### HOW TO COMPLETE THIS TASK
Would you retype every line below without changing anything?

SOURCE MATERIAL section start

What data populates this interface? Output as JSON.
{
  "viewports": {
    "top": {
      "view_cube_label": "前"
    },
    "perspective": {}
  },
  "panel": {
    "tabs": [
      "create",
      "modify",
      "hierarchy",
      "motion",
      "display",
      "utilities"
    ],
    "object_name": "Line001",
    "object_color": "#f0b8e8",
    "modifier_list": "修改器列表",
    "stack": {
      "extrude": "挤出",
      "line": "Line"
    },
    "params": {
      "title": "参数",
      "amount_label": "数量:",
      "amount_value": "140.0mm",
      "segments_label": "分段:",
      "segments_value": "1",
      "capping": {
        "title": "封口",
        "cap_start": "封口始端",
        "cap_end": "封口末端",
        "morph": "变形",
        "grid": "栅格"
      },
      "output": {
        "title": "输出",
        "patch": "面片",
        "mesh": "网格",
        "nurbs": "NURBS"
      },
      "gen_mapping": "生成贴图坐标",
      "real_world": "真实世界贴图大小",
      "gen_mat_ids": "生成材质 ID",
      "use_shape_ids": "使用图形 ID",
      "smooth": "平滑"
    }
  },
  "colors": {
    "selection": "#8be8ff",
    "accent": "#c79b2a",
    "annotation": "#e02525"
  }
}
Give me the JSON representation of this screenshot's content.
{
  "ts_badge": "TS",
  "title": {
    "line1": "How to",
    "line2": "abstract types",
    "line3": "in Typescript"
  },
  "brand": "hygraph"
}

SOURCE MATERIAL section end

### TASK OUTPUT
What data populates this interface? Output as JSON.
{
  "viewports": {
    "top": {
      "view_cube_label": "前"
    },
    "perspective": {}
  },
  "panel": {
    "tabs": [
      "create",
      "modify",
      "hierarchy",
      "motion",
      "display",
      "utilities"
    ],
    "object_name": "Line001",
    "object_color": "#f0b8e8",
    "modifier_list": "修改器列表",
    "stack": {
      "extrude": "挤出",
      "line": "Line"
    },
    "params": {
      "title": "参数",
      "amount_label": "数量:",
      "amount_value": "140.0mm",
      "segments_label": "分段:",
      "segments_value": "1",
      "capping": {
        "title": "封口",
        "cap_start": "封口始端",
        "cap_end": "封口末端",
        "morph": "变形",
        "grid": "栅格"
      },
      "output": {
        "title": "输出",
        "patch": "面片",
        "mesh": "网格",
        "nurbs": "NURBS"
      },
      "gen_mapping": "生成贴图坐标",
      "real_world": "真实世界贴图大小",
      "gen_mat_ids": "生成材质 ID",
      "use_shape_ids": "使用图形 ID",
      "smooth": "平滑"
    }
  },
  "colors": {
    "selection": "#8be8ff",
    "accent": "#c79b2a",
    "annotation": "#e02525"
  }
}
Give me the JSON representation of this screenshot's content.
{
  "ts_badge": "TS",
  "title": {
    "line1": "How to",
    "line2": "abstract types",
    "line3": "in Typescript"
  },
  "brand": "hygraph"
}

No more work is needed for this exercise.